Birth name Rufus Lackland Taylor
Born 1910
St. Louis, Missouri
Died 1978 (aged 67–68)
Allegiance  United States
Service/branch  United States Navy
Rank Vice Admiral

Rufus Lackland Taylor (1910-1978) was a Vice Admiral in the United States Navy and Deputy Director of the CIA.

History[edit]

Born in St. Louis, Missouri, Taylor graduated from the United States Naval Academy in 1933. Taylor became Director of Naval Intelligence, 1963-1966. Then in June 1966, he was made Vice Admiral and Deputy Director of the Defense Intelligence Agency. That September President Lyndon Baines Johnson appointed him Deputy Director of Central Intelligence at CIA; he was quickly confirmed by the United States Senate. He served at CIA under DCI Richard Helms. Taylor later resigned as DDCI effective February 1969.[1]

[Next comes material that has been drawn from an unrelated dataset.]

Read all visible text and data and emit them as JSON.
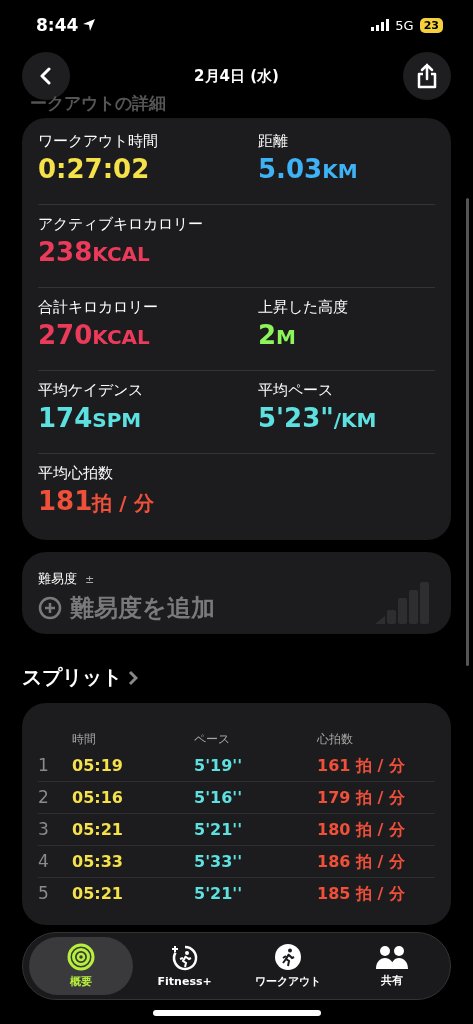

In April 1967, Helms asked Taylor to oversee a difficult, intra-CIA dispute involving Yuri Nosenko, a Soviet defector. CIA counterintelligence chief James Angleton had accused Nosenko of being a double agent and provocateur sent by the Soviets to penetrate American intelligence. As a result of this dilemma Nosenko was held for several years by CIA pending resolution. Taylor reported that Nosenko was no double agent and that Helms should set him free.[2] Despite strong objections from CIA counterintelligence, eventually Nosenko was released and put on the CIA payroll as a consultant, in March 1969.[3]

See also[edit]

References[edit]

  1. ^ John Ranelagh, The Agency. The rise and decline of the CIA (New York: Simon and Schuster 1978) at 736.
  2. ^ Tim Weiner, Legacy of Ashes. The History of the CIA (New York: Doubleday 2007) at 276.
  3. ^ Richard J. Heuer, Jr., "Nosenko: Five Paths to Judgment" in Studies in Intelligence (1987) at 31/3: 71-101; reprinted in H. Bradford Westerfield, editor, Inside CIA's Private World (Yale Univ. 1995) 379-414, at 383, 385.